902 Battelle Boulevard Richland WA 99352
At Pacific Northwest National Laboratory, scientists and engineers are transforming the world through scientific discovery and innovation.
Who we are: PNNL is a U.S. Department of Energy National Laboratory where interdisciplinary teams of scientists and engineers address many of America’s most pressing challenges in energy, the environment, and national security through advances in basic and applied science.

Mission: "We transform the world through courageous discovery and innovation."

Description: PNNL’s main campus is in Richland, Wash., where the majority of the Laboratory’s 4,300 staff work under an annual operating budget of about $1 billion. PNNL science & technology is strategically focused on inspiring and enabling the world to live prosperously, safely, and securely.

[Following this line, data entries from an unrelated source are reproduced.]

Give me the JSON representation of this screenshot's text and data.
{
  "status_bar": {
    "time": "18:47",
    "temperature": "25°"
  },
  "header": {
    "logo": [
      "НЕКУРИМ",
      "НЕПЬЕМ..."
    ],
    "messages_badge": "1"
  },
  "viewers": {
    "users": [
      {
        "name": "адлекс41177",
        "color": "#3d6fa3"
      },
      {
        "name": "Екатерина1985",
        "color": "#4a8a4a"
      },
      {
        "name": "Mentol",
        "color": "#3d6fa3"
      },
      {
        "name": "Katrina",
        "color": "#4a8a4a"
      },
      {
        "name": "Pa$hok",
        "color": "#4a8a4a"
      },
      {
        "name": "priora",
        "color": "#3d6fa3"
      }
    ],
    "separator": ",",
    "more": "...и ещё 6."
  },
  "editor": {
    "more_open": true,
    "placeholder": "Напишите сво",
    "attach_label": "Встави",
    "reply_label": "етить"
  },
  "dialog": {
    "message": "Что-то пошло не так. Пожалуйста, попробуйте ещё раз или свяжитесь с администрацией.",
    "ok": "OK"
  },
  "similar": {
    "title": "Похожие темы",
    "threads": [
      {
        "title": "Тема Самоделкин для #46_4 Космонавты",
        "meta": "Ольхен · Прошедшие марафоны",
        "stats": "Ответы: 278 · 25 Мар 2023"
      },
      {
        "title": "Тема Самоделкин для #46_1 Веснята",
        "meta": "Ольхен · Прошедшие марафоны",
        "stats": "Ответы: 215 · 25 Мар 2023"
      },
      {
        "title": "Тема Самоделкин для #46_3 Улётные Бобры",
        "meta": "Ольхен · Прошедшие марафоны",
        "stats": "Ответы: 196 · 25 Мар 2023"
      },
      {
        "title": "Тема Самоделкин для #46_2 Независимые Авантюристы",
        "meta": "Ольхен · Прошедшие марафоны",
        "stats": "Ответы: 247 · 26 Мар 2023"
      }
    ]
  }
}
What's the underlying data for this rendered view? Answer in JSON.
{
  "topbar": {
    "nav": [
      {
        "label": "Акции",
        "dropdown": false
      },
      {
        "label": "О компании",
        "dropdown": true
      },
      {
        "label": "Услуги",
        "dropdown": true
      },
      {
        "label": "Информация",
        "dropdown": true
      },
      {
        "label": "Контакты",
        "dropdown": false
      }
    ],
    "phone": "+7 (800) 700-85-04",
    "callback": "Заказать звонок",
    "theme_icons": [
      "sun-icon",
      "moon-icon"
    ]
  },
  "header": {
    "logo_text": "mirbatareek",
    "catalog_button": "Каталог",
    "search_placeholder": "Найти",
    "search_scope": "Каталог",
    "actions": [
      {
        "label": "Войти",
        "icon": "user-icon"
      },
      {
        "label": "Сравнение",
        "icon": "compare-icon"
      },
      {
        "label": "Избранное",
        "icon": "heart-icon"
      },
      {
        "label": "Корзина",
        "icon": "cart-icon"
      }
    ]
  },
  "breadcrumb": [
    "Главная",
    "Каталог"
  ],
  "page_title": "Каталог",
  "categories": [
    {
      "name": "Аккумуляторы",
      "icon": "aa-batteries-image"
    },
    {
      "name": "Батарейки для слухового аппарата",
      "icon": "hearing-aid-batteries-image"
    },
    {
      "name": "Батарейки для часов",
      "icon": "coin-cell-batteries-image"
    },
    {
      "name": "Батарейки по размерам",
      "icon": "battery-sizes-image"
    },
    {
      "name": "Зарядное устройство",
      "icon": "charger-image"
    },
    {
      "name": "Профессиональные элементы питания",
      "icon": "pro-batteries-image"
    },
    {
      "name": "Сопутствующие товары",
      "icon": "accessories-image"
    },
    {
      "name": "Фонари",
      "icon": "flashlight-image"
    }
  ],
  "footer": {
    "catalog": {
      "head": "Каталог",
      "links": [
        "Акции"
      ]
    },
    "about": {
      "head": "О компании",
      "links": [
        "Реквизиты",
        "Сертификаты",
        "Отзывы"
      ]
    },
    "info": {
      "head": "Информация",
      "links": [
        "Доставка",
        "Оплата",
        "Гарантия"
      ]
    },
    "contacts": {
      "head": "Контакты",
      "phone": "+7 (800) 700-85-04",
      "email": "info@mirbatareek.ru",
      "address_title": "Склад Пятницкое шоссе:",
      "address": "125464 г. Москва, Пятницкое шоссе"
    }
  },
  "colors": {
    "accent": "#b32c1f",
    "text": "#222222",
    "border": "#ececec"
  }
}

PNNL is acknowledged as having 10 core capabilities, ranging from the basic to applied sciences. They are:
  • Chemical and molecular sciences
  • Chemical engineering
  • Biological systems science
  • Climate change science
  • Environmental subsurface science
  • Applied materials science and engineering
  • Applied nuclear science and technology
  • Advanced computer science, visualization, and data
  • Systems engineering and integration, and
  • Large-scale user facilities and advanced instrumentation 

Each capability is a powerful combination of:
  • World-class technical staff
  • State-of-the-art equipment, and
  • Mission-ready facilities